Many sports have instituted a zero-tolerance policy for spectators and parents, resulting in ejection from the game if umpires/officials are taunted, abused or jeered. I have attended many games as a spectator / parent and observed other spectators and parents dishing out excessive abuse to the younger umpires. What these spectators didn’t realise was that they were only hurting the young umpires concentration on the game and possibly discouraging him / her from continuing to work as an umpire in the future.

Parents can help ensure the health and safety of umpires in the future by starting to educate their kids on showing and treating umpires with respect. Coaches, players, parents, and spectators should never argue or dispute the decision of an umpire, make negative or derogatory remarks or gestures towards an umpire, or otherwise behave inappropriately to disturb the normal course of play in a game.
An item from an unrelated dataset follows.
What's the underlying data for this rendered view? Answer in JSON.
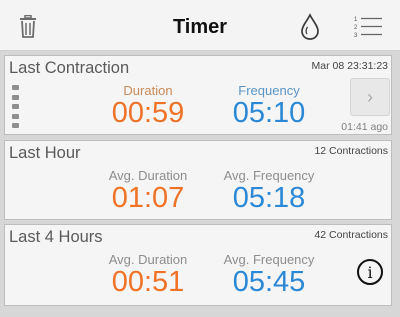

Not only is this behaviour setting a bad example for players, it distracts the umpire, makes the coach’s job harder, and takes away from the enjoyment of the game. Remember, it’s only a game, and it’s important to set a good example of respecting the umpire for our young players."

 

Umpires are a very important part of the game - our kids can’t play without them.

All umpires train weekly in an excellent program led by our Junior Umpiring Coaches and leadership teams.

While we may not agree with an umpire’s call, we always need to respect their authority on the field. No player, parent or official is permitted to approach an umpire to question a decision at any time.

If you have any concerns about the standard of umpiring, let your coach or manager know and they’ll take it through the proper channels. Please remember they are working hard and doing their best. Just like our players and even parents, umpires are not perfect!

We also need to remember that many of the umpires at our game are young, and still learning, so give them the space they need to do that!

If any family is interested in the umpiring program we strongly encourage you to give it a go – it’s a great way to become a leader, earn some pocket money and it also helps our players with their football awareness.

Contact Nick on email umpire@falconsdistrict.com.au